"For me Wandering Rose was always going to be my calling card to get the attention of producers and financiers. I never imagined it would be having a worldwide release on VOD and DVD let alone even sell it. It was always my intention to make something I could show people and also just for me to see if I could achieve making a feature. So many people advised me against making a feature and rather just making a short film due to the budget I had for the film. So for me just to have completed a feature film was always my biggest goal. Everything after that has been a bonus. I never imagined the film would be sold let alone win awards and be received so well."
To what extent did you intend the ‘haunting’ to be supernatural or psychological or ambiguous?
"I always wanted the film to be ambiguous. I am a big fan of Korean horror films. They don’t spell it out for an audience. They make you think about what’s going on. I always wanted the audience to come up with their own interpretation of what the Figure was in Wandering Rose. I also think that what ever the audience make of it, it works. The film is more about the downfall of a girl’s mental state so it can really be interpreted either way. I like the fact that it can shock people but also it has a much deeper meaning rather than being there purely for scares."
"The whole reason we shot in the Scottish Highlands was because of the haunting landscapes. I love the fact that the couple are in the vast Cairngorm mountains and yet feel so enclosed in the camper van. The mountains almost become a prison, they are trapped, isolated with no escape. The atmospheric landscape also helps us with Rose’s mental state. She feels so trapped. The reason we spent a third of our budget on aerial shots is because I wanted to show the landscape off. The Cairngorms are so stunning I had to show that in the best possible way."
"So far we have had mainly positive reviews from critics. I think the critics that get what we were trying to achieve have really got on board with the film but because there aren’t as many jump scares and the film is quite ambiguous some critics just haven’t got what we were trying to do which is fair enough as I know our film isn’t going to attract an audience who just want gore and scares, but we were never trying to achieve that. I think our film is trying to do more than that. To be put in UK Horror Scene top films of 2014 was a massive honor. We never could have imagined that we would get that kind of response so, so far we have been really blessed with the feedback we have had."

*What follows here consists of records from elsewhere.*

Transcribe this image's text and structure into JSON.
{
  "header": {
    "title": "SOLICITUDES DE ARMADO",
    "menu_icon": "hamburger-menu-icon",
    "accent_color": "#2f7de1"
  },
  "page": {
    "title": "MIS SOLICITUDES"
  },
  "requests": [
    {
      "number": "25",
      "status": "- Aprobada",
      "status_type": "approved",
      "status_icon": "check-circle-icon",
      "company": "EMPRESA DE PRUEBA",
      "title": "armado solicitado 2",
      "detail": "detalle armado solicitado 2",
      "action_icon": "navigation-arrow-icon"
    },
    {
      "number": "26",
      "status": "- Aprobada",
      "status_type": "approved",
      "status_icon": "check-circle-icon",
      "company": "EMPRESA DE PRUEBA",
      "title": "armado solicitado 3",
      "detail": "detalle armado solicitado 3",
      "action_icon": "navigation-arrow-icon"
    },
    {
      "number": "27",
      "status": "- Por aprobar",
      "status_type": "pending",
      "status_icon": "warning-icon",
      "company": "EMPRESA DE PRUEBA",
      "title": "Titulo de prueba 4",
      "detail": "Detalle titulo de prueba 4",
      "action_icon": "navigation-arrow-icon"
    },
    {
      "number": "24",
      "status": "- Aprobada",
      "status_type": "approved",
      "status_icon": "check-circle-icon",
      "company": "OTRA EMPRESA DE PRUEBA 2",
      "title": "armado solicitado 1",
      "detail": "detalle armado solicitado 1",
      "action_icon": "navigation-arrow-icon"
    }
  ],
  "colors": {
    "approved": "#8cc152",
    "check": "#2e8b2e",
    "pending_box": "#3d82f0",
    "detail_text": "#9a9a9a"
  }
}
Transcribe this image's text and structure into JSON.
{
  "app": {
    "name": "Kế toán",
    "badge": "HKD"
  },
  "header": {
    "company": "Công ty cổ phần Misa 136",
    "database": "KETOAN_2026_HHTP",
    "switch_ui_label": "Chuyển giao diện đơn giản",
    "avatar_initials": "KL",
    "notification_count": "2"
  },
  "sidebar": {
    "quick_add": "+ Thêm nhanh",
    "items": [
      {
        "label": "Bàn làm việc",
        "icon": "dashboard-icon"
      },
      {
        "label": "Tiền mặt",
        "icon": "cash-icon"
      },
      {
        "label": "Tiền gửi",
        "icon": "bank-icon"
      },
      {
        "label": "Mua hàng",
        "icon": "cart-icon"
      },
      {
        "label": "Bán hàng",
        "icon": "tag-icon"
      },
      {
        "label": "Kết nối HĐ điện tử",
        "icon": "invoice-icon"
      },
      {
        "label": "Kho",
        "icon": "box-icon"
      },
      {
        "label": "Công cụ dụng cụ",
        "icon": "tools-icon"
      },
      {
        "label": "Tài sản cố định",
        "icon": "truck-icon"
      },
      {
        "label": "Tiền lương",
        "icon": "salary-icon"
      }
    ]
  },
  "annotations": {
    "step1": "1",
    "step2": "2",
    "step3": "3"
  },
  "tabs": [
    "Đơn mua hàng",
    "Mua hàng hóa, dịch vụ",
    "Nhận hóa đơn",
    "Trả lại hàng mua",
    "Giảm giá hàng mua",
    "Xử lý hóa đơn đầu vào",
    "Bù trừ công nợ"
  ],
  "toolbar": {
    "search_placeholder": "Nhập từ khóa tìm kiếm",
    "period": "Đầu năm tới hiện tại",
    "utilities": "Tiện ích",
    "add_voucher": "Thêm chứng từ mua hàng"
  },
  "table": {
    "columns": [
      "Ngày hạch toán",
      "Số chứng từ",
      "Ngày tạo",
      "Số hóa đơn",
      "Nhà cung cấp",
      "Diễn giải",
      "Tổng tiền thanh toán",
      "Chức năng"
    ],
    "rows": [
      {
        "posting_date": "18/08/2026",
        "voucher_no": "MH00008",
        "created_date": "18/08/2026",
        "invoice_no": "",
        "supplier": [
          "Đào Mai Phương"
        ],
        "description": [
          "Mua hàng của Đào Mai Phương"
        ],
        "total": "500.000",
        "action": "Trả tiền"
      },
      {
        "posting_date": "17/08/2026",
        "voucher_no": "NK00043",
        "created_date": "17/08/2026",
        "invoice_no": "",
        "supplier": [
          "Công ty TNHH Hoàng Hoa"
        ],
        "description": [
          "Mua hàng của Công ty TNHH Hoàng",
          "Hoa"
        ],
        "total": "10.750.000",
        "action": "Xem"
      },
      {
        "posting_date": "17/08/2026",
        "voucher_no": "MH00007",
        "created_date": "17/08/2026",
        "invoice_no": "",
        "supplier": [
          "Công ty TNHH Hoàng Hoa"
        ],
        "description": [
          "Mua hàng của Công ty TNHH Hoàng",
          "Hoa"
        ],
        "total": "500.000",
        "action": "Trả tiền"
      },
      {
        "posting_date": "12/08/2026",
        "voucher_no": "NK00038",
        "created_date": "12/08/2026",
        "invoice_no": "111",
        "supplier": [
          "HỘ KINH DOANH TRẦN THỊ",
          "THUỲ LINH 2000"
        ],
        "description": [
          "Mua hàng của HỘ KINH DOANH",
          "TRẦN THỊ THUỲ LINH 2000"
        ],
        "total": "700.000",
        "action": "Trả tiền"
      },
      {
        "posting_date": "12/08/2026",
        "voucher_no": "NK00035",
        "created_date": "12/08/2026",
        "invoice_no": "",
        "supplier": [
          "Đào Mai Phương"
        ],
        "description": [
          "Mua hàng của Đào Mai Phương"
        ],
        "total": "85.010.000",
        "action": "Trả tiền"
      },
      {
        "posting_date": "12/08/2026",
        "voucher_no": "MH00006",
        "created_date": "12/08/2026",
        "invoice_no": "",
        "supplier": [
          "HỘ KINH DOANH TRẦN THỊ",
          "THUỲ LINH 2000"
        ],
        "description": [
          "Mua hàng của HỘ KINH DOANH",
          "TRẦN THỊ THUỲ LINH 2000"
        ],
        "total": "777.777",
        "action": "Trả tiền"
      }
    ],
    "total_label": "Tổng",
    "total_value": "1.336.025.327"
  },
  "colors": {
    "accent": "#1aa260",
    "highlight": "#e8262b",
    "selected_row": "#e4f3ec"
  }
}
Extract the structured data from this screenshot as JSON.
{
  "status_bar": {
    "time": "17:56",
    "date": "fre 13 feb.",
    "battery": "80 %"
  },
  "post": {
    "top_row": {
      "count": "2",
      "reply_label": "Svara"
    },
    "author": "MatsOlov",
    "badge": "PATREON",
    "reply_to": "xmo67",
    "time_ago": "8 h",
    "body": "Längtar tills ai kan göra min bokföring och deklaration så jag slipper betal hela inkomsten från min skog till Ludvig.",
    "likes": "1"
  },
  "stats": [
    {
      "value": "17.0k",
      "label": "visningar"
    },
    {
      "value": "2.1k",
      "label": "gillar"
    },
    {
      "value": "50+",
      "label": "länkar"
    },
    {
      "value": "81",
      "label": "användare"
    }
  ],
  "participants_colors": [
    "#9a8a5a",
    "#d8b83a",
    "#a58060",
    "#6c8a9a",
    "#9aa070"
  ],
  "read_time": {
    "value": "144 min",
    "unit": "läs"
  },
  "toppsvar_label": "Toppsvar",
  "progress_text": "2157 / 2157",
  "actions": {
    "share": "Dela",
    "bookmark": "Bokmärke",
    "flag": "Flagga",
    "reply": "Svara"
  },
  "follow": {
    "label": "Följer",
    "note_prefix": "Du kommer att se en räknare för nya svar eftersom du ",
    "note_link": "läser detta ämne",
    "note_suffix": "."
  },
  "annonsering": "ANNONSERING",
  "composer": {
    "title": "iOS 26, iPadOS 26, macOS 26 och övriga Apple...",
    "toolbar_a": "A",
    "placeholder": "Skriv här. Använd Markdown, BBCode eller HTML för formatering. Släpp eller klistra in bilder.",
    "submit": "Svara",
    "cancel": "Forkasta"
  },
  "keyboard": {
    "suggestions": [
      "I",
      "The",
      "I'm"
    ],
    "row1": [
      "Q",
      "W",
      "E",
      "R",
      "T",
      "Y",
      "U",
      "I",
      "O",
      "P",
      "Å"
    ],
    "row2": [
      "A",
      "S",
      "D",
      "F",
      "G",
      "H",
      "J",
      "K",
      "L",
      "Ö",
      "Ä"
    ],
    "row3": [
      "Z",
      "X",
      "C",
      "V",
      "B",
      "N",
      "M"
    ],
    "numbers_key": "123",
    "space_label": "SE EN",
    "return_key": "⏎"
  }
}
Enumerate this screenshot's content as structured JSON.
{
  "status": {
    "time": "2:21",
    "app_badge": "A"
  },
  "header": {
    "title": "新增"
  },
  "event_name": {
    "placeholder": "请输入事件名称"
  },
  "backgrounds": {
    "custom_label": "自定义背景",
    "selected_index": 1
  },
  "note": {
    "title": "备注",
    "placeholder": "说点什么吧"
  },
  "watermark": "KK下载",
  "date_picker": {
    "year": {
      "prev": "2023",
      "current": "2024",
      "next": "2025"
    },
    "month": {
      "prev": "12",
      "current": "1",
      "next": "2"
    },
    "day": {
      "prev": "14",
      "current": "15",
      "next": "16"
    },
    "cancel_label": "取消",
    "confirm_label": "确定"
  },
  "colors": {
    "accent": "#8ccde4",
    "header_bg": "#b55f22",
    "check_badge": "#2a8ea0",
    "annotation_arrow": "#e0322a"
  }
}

"When I first heard that the name of the film had been changed to Demon Baby for American audiences I was a little taken back. Not really knowing anything really about the selling of a film and that side of the industry I was quite shocked but I also know that I have to put faith in the distribution company. At the end of the day as a storyteller I want as many people to see my film as possible and if this title appeals to more people then I can’t really complain. The title isn’t as subtle and is very much in your face but if it makes people buy the DVD then its something I can get over. ‘A Rose by any other name would smell as sweet,’ I keep telling myself and hopefully people will look past the title. It will always be Wandering Rose to me and the cast and crew. Hopefully with my next film I will be able to have more of a say in the title."
"I’m currently attached to direct a WW2 feature shot in Norway this Summer called The Border Guide and I’m also on a fourth draft of another psychological horror film called The Passing Beacon that I’m seeking finance for and wanting to shoot early 2016."